During the show, there was a little girl in a hot pink dress that matched my ensemble for the day. She started in the second row (given the odd distance between the stage and seats, was at least thirty feet away) and gradually moved to the front row. After the set, I was so impressed by her attentiveness that I approached her and her family and asked if she might want a cd for being such a great audience member. She froze and I wondered if she was autistic or hearing impaired, as she didn’t process what I said. So I asked again, this time placing the cd in her hand and she remained still. Her mother interjected, “Say thank you!” and the young girl came back to life, stuttering a polite thank you. As I walked away, she regained more confidence and shouted, “Thanks!” The poor thing was just terrified. It reminded me of my college professor, who would complain that television has numbed us into thinking there is constantly a screen between an audience and speaker/performer so we don’t interact and think we are invisible.
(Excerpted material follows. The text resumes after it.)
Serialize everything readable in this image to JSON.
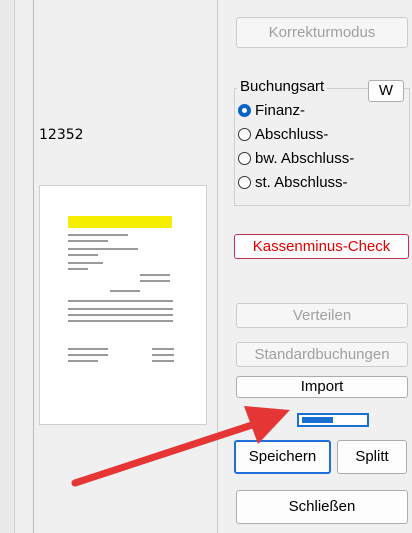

While upstate, Scott and I found our amusement in the local Walmart superstore. Living in Manhattan, it is easy to be swept away by the grandeur of a real supermarket. Visiting Walmart felt like visiting from another planet, inspecting the multitudes of foreign processed goods and unusual contraptions that can be found in the American superstore. I was able to experience all the crazy, obesity-causing snacks without the need to consume them. However, I could not turn away from the twenty-plus flavour selections of coffee creamers. Even though my allegedly unbreakable French Press shattered across my apartment floor last week, I’ve taken to making coffee the “cowboy way” over a stovetop flame and filtering it through an unworn pair of silk stockings. Nonetheless, I narrowed down to the “English Almond Toffee” tub of creamer that cost a mere $2.88! One cannot even buy a small bottle of the stuff for under $2.99 retail. It was success.

Additionally, I received a thank-you gift from Folgers for the jingle that Scott and I submitted a few months ago. In lieu of the $25,000 grand prize, we were awarded a gift basket of free coffee, mugs, paper, spoons, and pens. The thought was sweet, but the gift itself left me with a strong feeling of guilt. It was packaged with a few thousand styrofoam peanuts and shredded paper and plastic wrap that nearly filled an entire garbage bag when I disposed of it. I’m not sure how many people entered the contest, but that a massive amount of trash when I would’ve been just as happy to receive a few gift cards or coupons or less ornately packaged prize. Also, thought I did not win the grand prize for the Lililth Fair competition (www.ourstage.com/missdiatribe), I was awarded a pair of free tickets! To receive small tokens along the way, I feel better to know my efforts are not entirely in vain.

 

I have hesitated to write about my awesome albeit quirky boyfriend, respecting that his desire for anonymity and shyness may not receive my observations well. But after spending a multitude of weekends with his gay dads and the flamboyant gays of Fire Island, including the Invasion of drag queens on Independence Day, I’m inclined to out him and his modest ways. He is my most consistent source of amusement these days and I feel it is a great disservice to my blog readers to leave out the tales of our many adventures. It will be a true test of our relationship. 

I’d also like to leave a message for a certain blog reader of yesteryear, who occasionally tunes in, fearful that his name will appear and affect his political desires and public persona. You sir, are still an asshole.

And for those reading now, I promise to follow more coherent, thematic blogs in the future. But at least this rambling has brought a necessary update and fire under my ass to return to weekly blog entries.